• [EXERCISE DETAILS]: This exercise calls for every record to be returned exactly, with pictures removed.

EXERCISE MATERIAL START

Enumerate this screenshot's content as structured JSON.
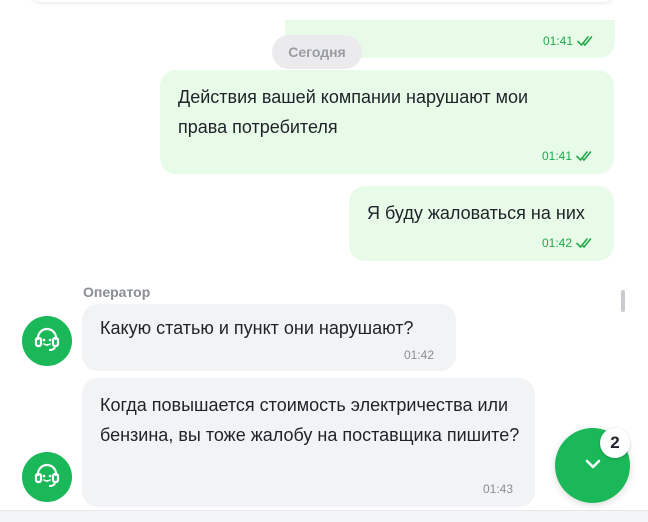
{
  "chat": {
    "date_divider": "Сегодня",
    "messages_out": [
      {
        "text": "",
        "time": "01:41",
        "status_icon": "double-check-icon"
      },
      {
        "text": "Действия вашей компании нарушают мои права потребителя",
        "time": "01:41",
        "status_icon": "double-check-icon"
      },
      {
        "text": "Я буду жаловаться на них",
        "time": "01:42",
        "status_icon": "double-check-icon"
      }
    ],
    "operator_label": "Оператор",
    "messages_in": [
      {
        "text": "Какую статью и пункт они нарушают?",
        "time": "01:42"
      },
      {
        "text": "Когда повышается стоимость электричества или бензина, вы тоже жалобу на поставщика пишите?",
        "time": "01:43"
      }
    ]
  },
  "scroll_button": {
    "badge_count": "2",
    "icon": "chevron-down-icon"
  },
  "colors": {
    "accent": "#1bb85a",
    "outgoing_bubble": "#e8fbe9",
    "incoming_bubble": "#f2f3f5",
    "time_outgoing": "#22a84a"
  }
}
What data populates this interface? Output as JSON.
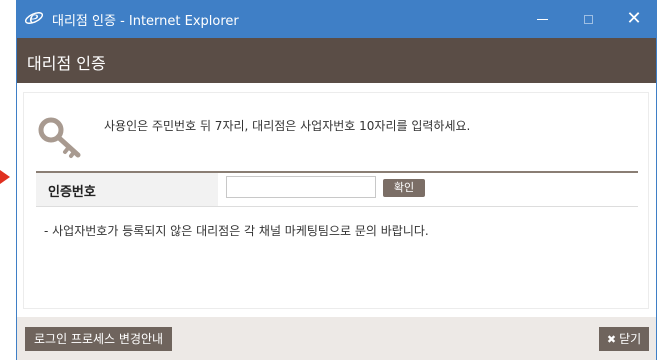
{
  "window": {
    "title": "대리점 인증 - Internet Explorer",
    "icons": {
      "app": "internet-explorer-icon",
      "minimize": "minimize-icon",
      "maximize": "maximize-icon",
      "close": "close-icon"
    },
    "close_glyph": "✕"
  },
  "dialog": {
    "title": "대리점 인증",
    "instruction": "사용인은 주민번호 뒤 7자리, 대리점은 사업자번호 10자리를 입력하세요.",
    "key_icon": "key-icon",
    "auth": {
      "label": "인증번호",
      "input_value": "",
      "input_placeholder": "",
      "confirm_label": "확인"
    },
    "notice": "- 사업자번호가 등록되지 않은 대리점은 각 채널 마케팅팀으로 문의 바랍니다."
  },
  "footer": {
    "process_button_label": "로그인 프로세스 변경안내",
    "close_button_label": "닫기",
    "close_button_icon": "x-icon",
    "close_button_glyph": "✖"
  },
  "colors": {
    "titlebar": "#3f7fc6",
    "header_bar": "#5a4d46",
    "button": "#6f645d",
    "confirm_button": "#7b6e66",
    "footer_bar": "#ede9e6",
    "arrow": "#e03020"
  }
}
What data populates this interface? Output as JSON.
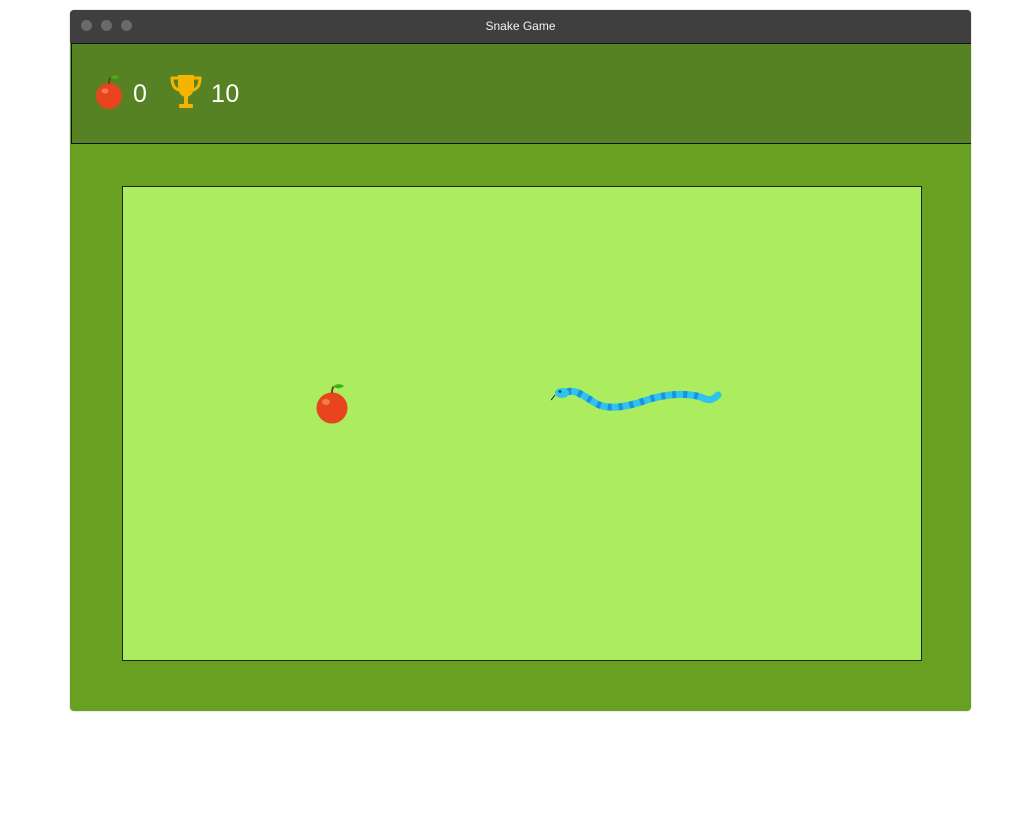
{
  "window": {
    "title": "Snake Game",
    "controls": [
      "close",
      "minimize",
      "maximize"
    ]
  },
  "hud": {
    "score": "0",
    "score_icon": "apple-icon",
    "best": "10",
    "best_icon": "trophy-icon"
  },
  "board": {
    "food": "apple",
    "player": "snake",
    "snake_direction": "left"
  },
  "colors": {
    "titlebar": "#3f3f3f",
    "window_bg": "#68a022",
    "hud_bg": "#578223",
    "field_bg": "#abed5f",
    "apple_red": "#e8441e",
    "apple_leaf": "#3fb21a",
    "trophy_gold": "#f4b400",
    "snake_blue": "#2ec4ee",
    "snake_stripe": "#1f8fe0"
  }
}
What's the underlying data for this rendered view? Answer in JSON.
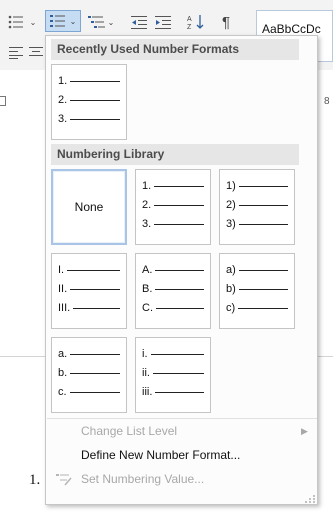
{
  "ribbon": {
    "style_sample": "AaBbCcDc",
    "ruler_number": "8",
    "icons": [
      "bullets-icon",
      "numbering-icon",
      "multilevel-list-icon",
      "decrease-indent-icon",
      "increase-indent-icon",
      "sort-icon",
      "pilcrow-icon",
      "align-left-icon",
      "align-center-icon"
    ]
  },
  "dropdown": {
    "recent_header": "Recently Used Number Formats",
    "library_header": "Numbering Library",
    "recent_formats": [
      {
        "items": [
          "1.",
          "2.",
          "3."
        ]
      }
    ],
    "library": {
      "none_label": "None",
      "formats": [
        {
          "items": [
            "1.",
            "2.",
            "3."
          ]
        },
        {
          "items": [
            "1)",
            "2)",
            "3)"
          ]
        },
        {
          "items": [
            "I.",
            "II.",
            "III."
          ]
        },
        {
          "items": [
            "A.",
            "B.",
            "C."
          ]
        },
        {
          "items": [
            "a)",
            "b)",
            "c)"
          ]
        },
        {
          "items": [
            "a.",
            "b.",
            "c."
          ]
        },
        {
          "items": [
            "i.",
            "ii.",
            "iii."
          ]
        }
      ]
    },
    "selected_tile": "none",
    "menu": {
      "change_level": "Change List Level",
      "define_new": "Define New Number Format...",
      "set_value": "Set Numbering Value..."
    }
  },
  "document": {
    "list_number": "1."
  },
  "colors": {
    "selected_border": "#a9c4e4",
    "pressed_button": "#c5dcf2",
    "section_header_bg": "#e6e6e6",
    "disabled_text": "#a8a8a8"
  }
}
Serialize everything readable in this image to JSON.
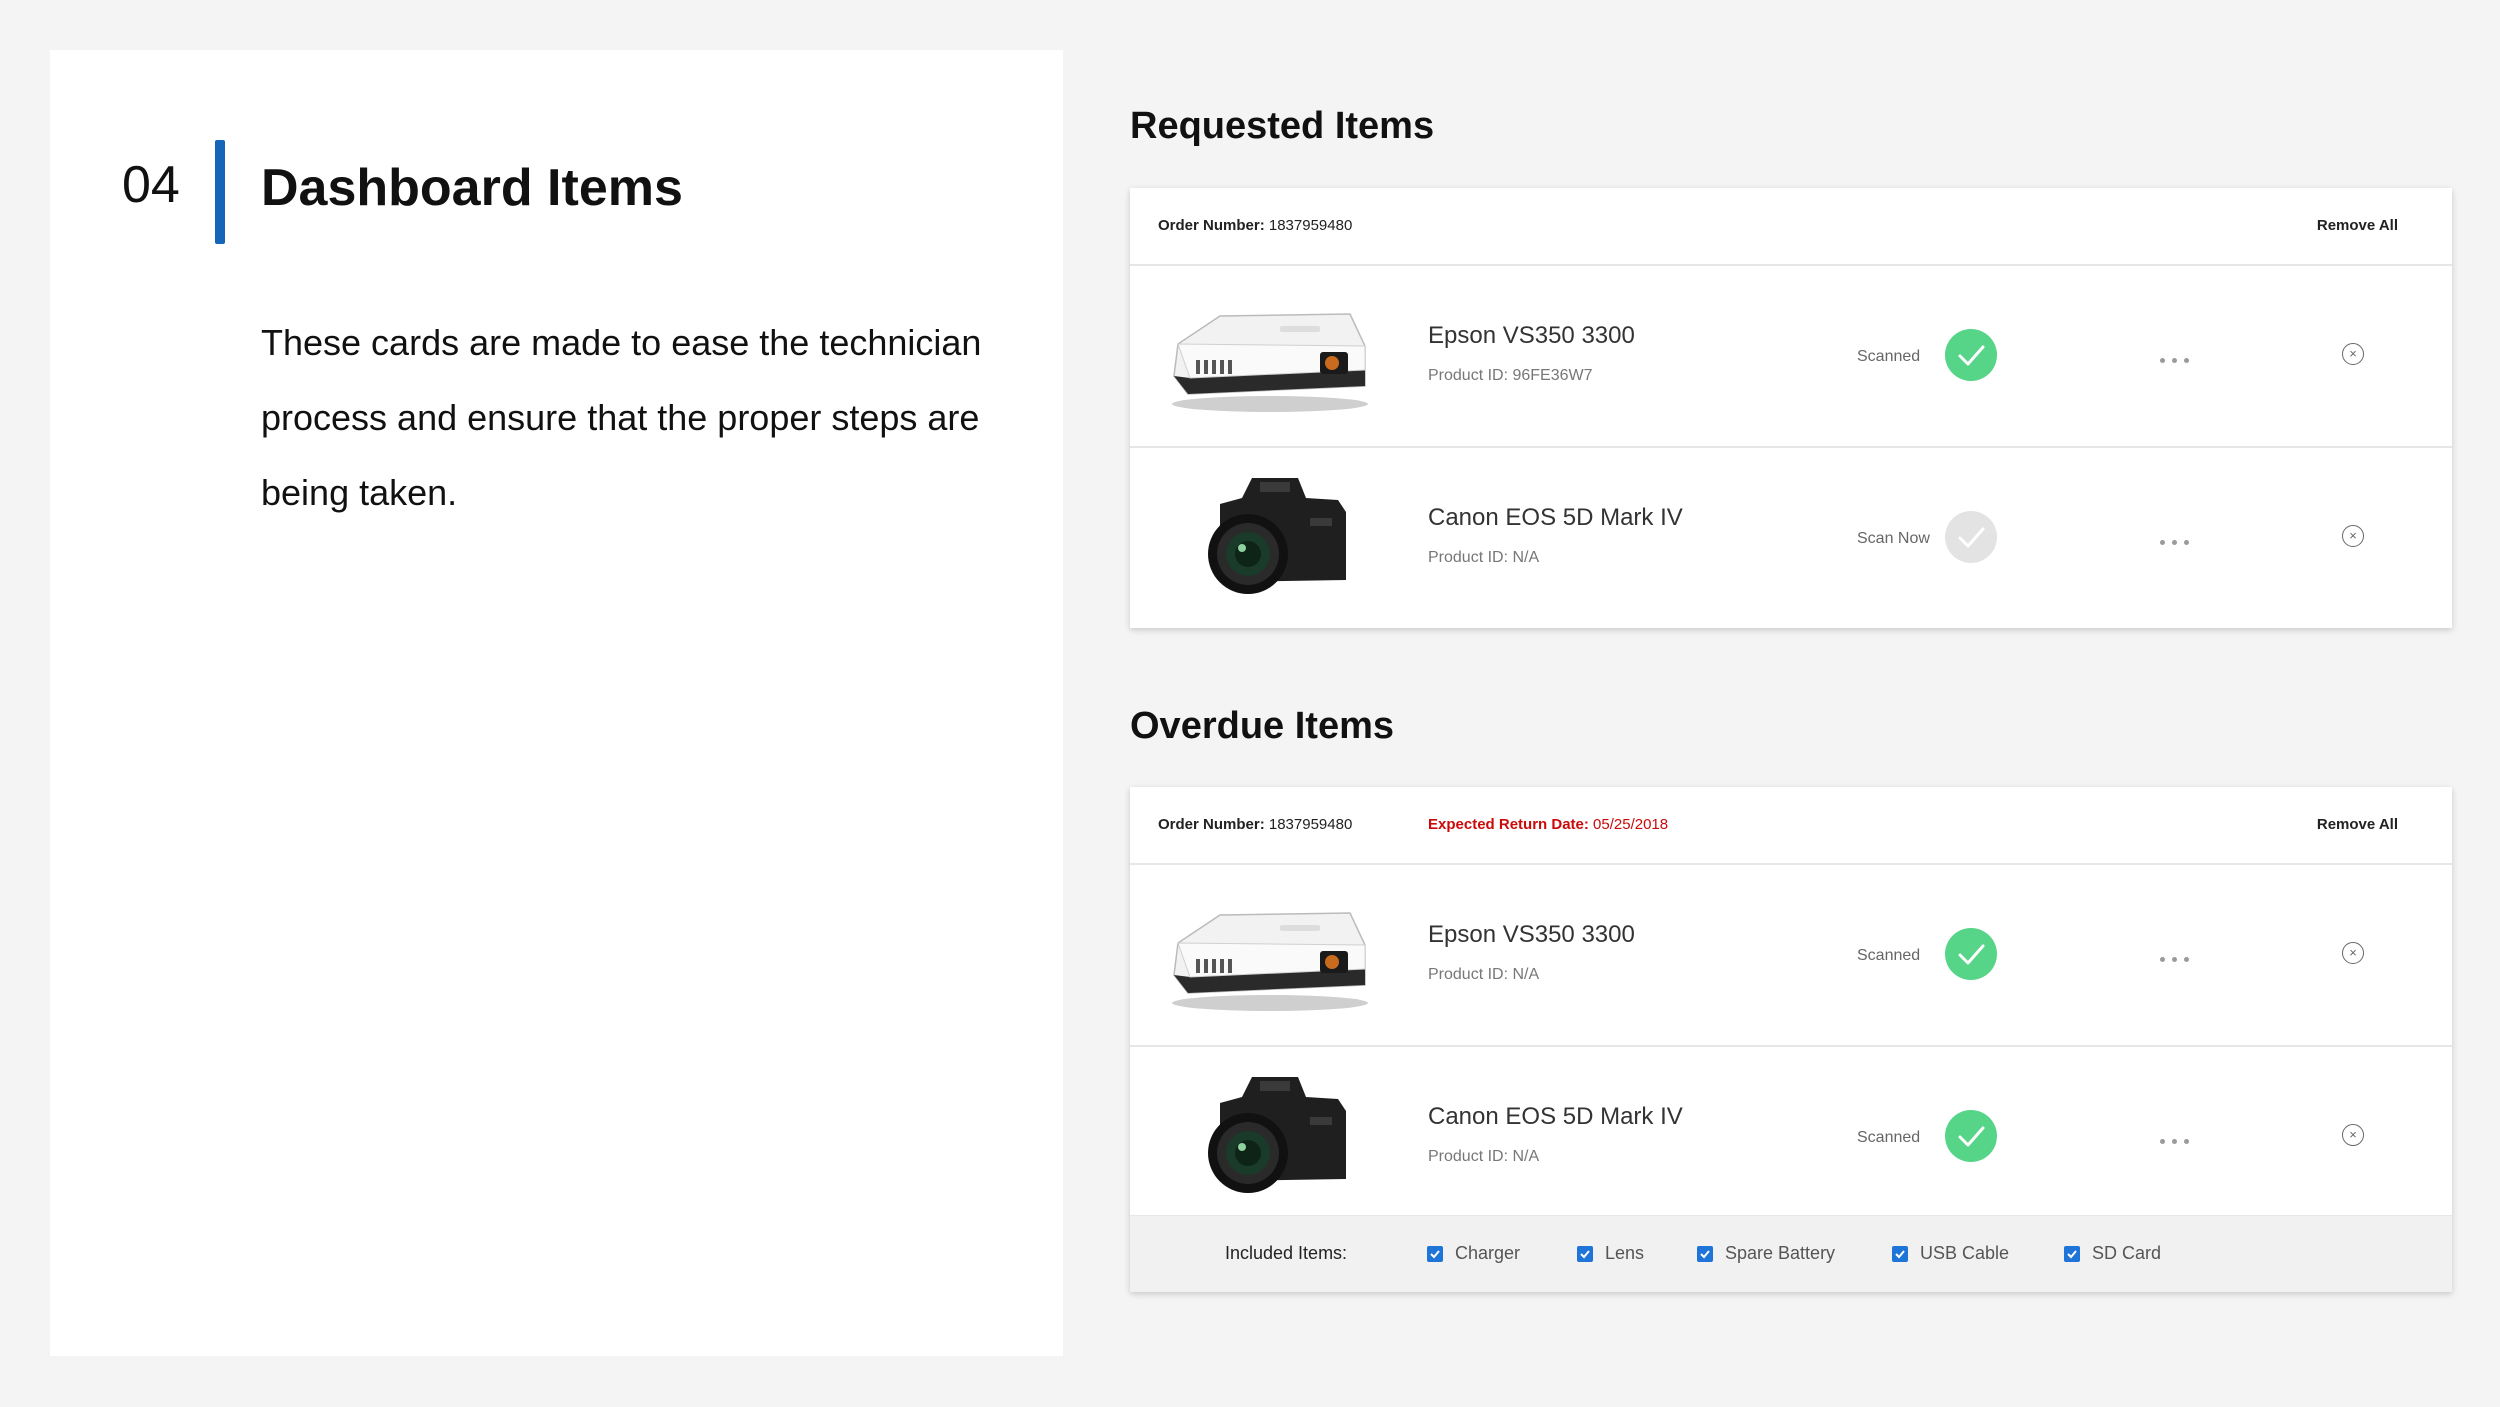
{
  "intro": {
    "number": "04",
    "title": "Dashboard Items",
    "description": "These cards are made to ease the technician process and ensure that the proper steps are being taken."
  },
  "requested": {
    "heading": "Requested Items",
    "order_label": "Order Number:",
    "order_number": "1837959480",
    "remove_all": "Remove All",
    "items": [
      {
        "name": "Epson VS350 3300",
        "product_id": "Product ID: 96FE36W7",
        "status": "Scanned",
        "state": "scanned",
        "image": "projector"
      },
      {
        "name": "Canon EOS 5D Mark IV",
        "product_id": "Product ID: N/A",
        "status": "Scan Now",
        "state": "pending",
        "image": "camera"
      }
    ]
  },
  "overdue": {
    "heading": "Overdue Items",
    "order_label": "Order Number:",
    "order_number": "1837959480",
    "return_label": "Expected Return Date:",
    "return_date": "05/25/2018",
    "remove_all": "Remove All",
    "items": [
      {
        "name": "Epson VS350 3300",
        "product_id": "Product ID: N/A",
        "status": "Scanned",
        "state": "scanned",
        "image": "projector"
      },
      {
        "name": "Canon EOS 5D Mark IV",
        "product_id": "Product ID: N/A",
        "status": "Scanned",
        "state": "scanned",
        "image": "camera"
      }
    ],
    "included_label": "Included Items:",
    "included_items": [
      "Charger",
      "Lens",
      "Spare Battery",
      "USB Cable",
      "SD Card"
    ]
  },
  "colors": {
    "accent_bar": "#1565b8",
    "scanned_green": "#56d488",
    "pending_gray": "#e3e3e3",
    "overdue_red": "#cc0a0a",
    "checkbox_blue": "#1f74d8"
  },
  "icons": {
    "scanned": "check-circle-icon",
    "more": "more-dots-icon",
    "remove": "close-circle-icon",
    "checkbox": "checkbox-checked-icon"
  }
}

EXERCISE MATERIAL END

• [ANSWER BOX]:
Enumerate this screenshot's content as structured JSON.
{
  "chat": {
    "date_divider": "Сегодня",
    "messages_out": [
      {
        "text": "",
        "time": "01:41",
        "status_icon": "double-check-icon"
      },
      {
        "text": "Действия вашей компании нарушают мои права потребителя",
        "time": "01:41",
        "status_icon": "double-check-icon"
      },
      {
        "text": "Я буду жаловаться на них",
        "time": "01:42",
        "status_icon": "double-check-icon"
      }
    ],
    "operator_label": "Оператор",
    "messages_in": [
      {
        "text": "Какую статью и пункт они нарушают?",
        "time": "01:42"
      },
      {
        "text": "Когда повышается стоимость электричества или бензина, вы тоже жалобу на поставщика пишите?",
        "time": "01:43"
      }
    ]
  },
  "scroll_button": {
    "badge_count": "2",
    "icon": "chevron-down-icon"
  },
  "colors": {
    "accent": "#1bb85a",
    "outgoing_bubble": "#e8fbe9",
    "incoming_bubble": "#f2f3f5",
    "time_outgoing": "#22a84a"
  }
}
What data populates this interface? Output as JSON.
{
  "window": {
    "title": "대리점 인증 - Internet Explorer",
    "icons": {
      "app": "internet-explorer-icon",
      "minimize": "minimize-icon",
      "maximize": "maximize-icon",
      "close": "close-icon"
    },
    "close_glyph": "✕"
  },
  "dialog": {
    "title": "대리점 인증",
    "instruction": "사용인은 주민번호 뒤 7자리, 대리점은 사업자번호 10자리를 입력하세요.",
    "key_icon": "key-icon",
    "auth": {
      "label": "인증번호",
      "input_value": "",
      "input_placeholder": "",
      "confirm_label": "확인"
    },
    "notice": "- 사업자번호가 등록되지 않은 대리점은 각 채널 마케팅팀으로 문의 바랍니다."
  },
  "footer": {
    "process_button_label": "로그인 프로세스 변경안내",
    "close_button_label": "닫기",
    "close_button_icon": "x-icon",
    "close_button_glyph": "✖"
  },
  "colors": {
    "titlebar": "#3f7fc6",
    "header_bar": "#5a4d46",
    "button": "#6f645d",
    "confirm_button": "#7b6e66",
    "footer_bar": "#ede9e6",
    "arrow": "#e03020"
  }
}
What data populates this interface? Output as JSON.
{
  "window": {
    "title": "Snake Game",
    "controls": [
      "close",
      "minimize",
      "maximize"
    ]
  },
  "hud": {
    "score": "0",
    "score_icon": "apple-icon",
    "best": "10",
    "best_icon": "trophy-icon"
  },
  "board": {
    "food": "apple",
    "player": "snake",
    "snake_direction": "left"
  },
  "colors": {
    "titlebar": "#3f3f3f",
    "window_bg": "#68a022",
    "hud_bg": "#578223",
    "field_bg": "#abed5f",
    "apple_red": "#e8441e",
    "apple_leaf": "#3fb21a",
    "trophy_gold": "#f4b400",
    "snake_blue": "#2ec4ee",
    "snake_stripe": "#1f8fe0"
  }
}
What's the underlying data for this rendered view? Answer in JSON.
{
  "ribbon": {
    "style_sample": "AaBbCcDc",
    "ruler_number": "8",
    "icons": [
      "bullets-icon",
      "numbering-icon",
      "multilevel-list-icon",
      "decrease-indent-icon",
      "increase-indent-icon",
      "sort-icon",
      "pilcrow-icon",
      "align-left-icon",
      "align-center-icon"
    ]
  },
  "dropdown": {
    "recent_header": "Recently Used Number Formats",
    "library_header": "Numbering Library",
    "recent_formats": [
      {
        "items": [
          "1.",
          "2.",
          "3."
        ]
      }
    ],
    "library": {
      "none_label": "None",
      "formats": [
        {
          "items": [
            "1.",
            "2.",
            "3."
          ]
        },
        {
          "items": [
            "1)",
            "2)",
            "3)"
          ]
        },
        {
          "items": [
            "I.",
            "II.",
            "III."
          ]
        },
        {
          "items": [
            "A.",
            "B.",
            "C."
          ]
        },
        {
          "items": [
            "a)",
            "b)",
            "c)"
          ]
        },
        {
          "items": [
            "a.",
            "b.",
            "c."
          ]
        },
        {
          "items": [
            "i.",
            "ii.",
            "iii."
          ]
        }
      ]
    },
    "selected_tile": "none",
    "menu": {
      "change_level": "Change List Level",
      "define_new": "Define New Number Format...",
      "set_value": "Set Numbering Value..."
    }
  },
  "document": {
    "list_number": "1."
  },
  "colors": {
    "selected_border": "#a9c4e4",
    "pressed_button": "#c5dcf2",
    "section_header_bg": "#e6e6e6",
    "disabled_text": "#a8a8a8"
  }
}
Serialize everything readable in this image to JSON.
{
  "intro": {
    "number": "04",
    "title": "Dashboard Items",
    "description": "These cards are made to ease the technician process and ensure that the proper steps are being taken."
  },
  "requested": {
    "heading": "Requested Items",
    "order_label": "Order Number:",
    "order_number": "1837959480",
    "remove_all": "Remove All",
    "items": [
      {
        "name": "Epson VS350 3300",
        "product_id": "Product ID: 96FE36W7",
        "status": "Scanned",
        "state": "scanned",
        "image": "projector"
      },
      {
        "name": "Canon EOS 5D Mark IV",
        "product_id": "Product ID: N/A",
        "status": "Scan Now",
        "state": "pending",
        "image": "camera"
      }
    ]
  },
  "overdue": {
    "heading": "Overdue Items",
    "order_label": "Order Number:",
    "order_number": "1837959480",
    "return_label": "Expected Return Date:",
    "return_date": "05/25/2018",
    "remove_all": "Remove All",
    "items": [
      {
        "name": "Epson VS350 3300",
        "product_id": "Product ID: N/A",
        "status": "Scanned",
        "state": "scanned",
        "image": "projector"
      },
      {
        "name": "Canon EOS 5D Mark IV",
        "product_id": "Product ID: N/A",
        "status": "Scanned",
        "state": "scanned",
        "image": "camera"
      }
    ],
    "included_label": "Included Items:",
    "included_items": [
      "Charger",
      "Lens",
      "Spare Battery",
      "USB Cable",
      "SD Card"
    ]
  },
  "colors": {
    "accent_bar": "#1565b8",
    "scanned_green": "#56d488",
    "pending_gray": "#e3e3e3",
    "overdue_red": "#cc0a0a",
    "checkbox_blue": "#1f74d8"
  },
  "icons": {
    "scanned": "check-circle-icon",
    "more": "more-dots-icon",
    "remove": "close-circle-icon",
    "checkbox": "checkbox-checked-icon"
  }
}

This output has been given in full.